If I had to create a list of my favorite years in animal and earth liberation history, 1999 would be in the top 5. As the movement looked towards the new millennium there seemed to be an intense urgency in the air, perhaps people felt the need to close the 20th century with a bang or leave their mark before the world ended in a technological melt down on Y2K! Whatever the reasons, direct action reached a fever pitch. Lab raids returned to the United States, the Earth Liberation Front continued it’s ascendancy, Hillgrove farm was shut forever, and everyone seemed to be preparing for the World Trade Organization ministerial in Seattle. Across the globe there was a sense that people were not going to take it anymore, and whether you were struggling against bio-technology or prisons or speciesism, chances are good that you were employing some form of illegal tactic.
No Compromise may not have covered everything going on in the global struggle, but if it was animal lib related then chances are it was covered in these three issues. From the death of Alex Slack to end of the annual Hegins pigeon massacre, you’d be hard pressed to find a more complete overview of these twelve action packed months.
Inside / Out: Diary of Madness (2001, St. Louis, MO)
Back when the United States still had a strong grassroots animal liberation infrastructure, activists would regularly travel from all across the country to attend national demonstrations. Hundreds, or even thousands, of people would descend on various targets, and for a few days at least, bring the killers a little taste of the hell that they regularly created for non-humans.
Inside / Out is the story of Brenda Shoss’ experience at one such demonstration which took place in Little Rock between October 27th and 29th in 2001. Brenda, a devoted animal rescuer and mother, represented the broad diversity of the campaign against Huntingdon Life Sciences during it’s early years. Hailing from St. Louis, she hardly fit the image of “the usual suspects” in militant campaigning. Happily marching alongside pierced punks and anarchists, Brenda’s mild mannered and patriotic politics did not clash with those held by her comrades: instead her presence signaled a movement able to break through to a wider audience.
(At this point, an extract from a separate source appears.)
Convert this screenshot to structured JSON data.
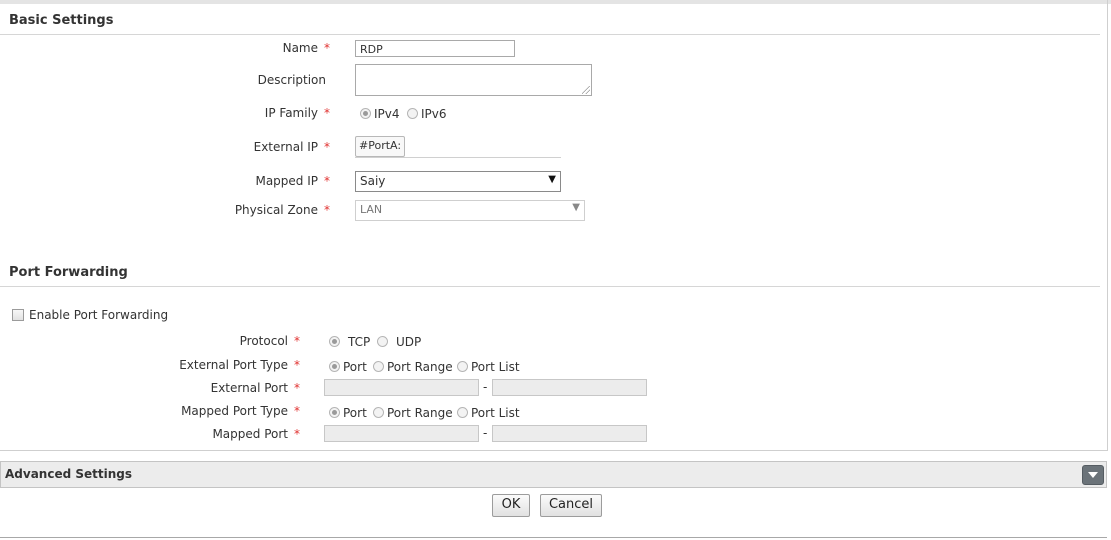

Throughout her account of the demonstrations she evokes the anger and outrage that prompted thousands to band together, despite their differences, to fight to shut down HLS.
Following her personal reflections on the demonstration and overall campaign are excerpts from Michelle Rokke’s “Diaries of Despair,” an insider’s account of the horrors that happen behind the locked doors of Huntingdon, a company that continues to kill hundreds of animals a day in unnecessary and vicious experiments.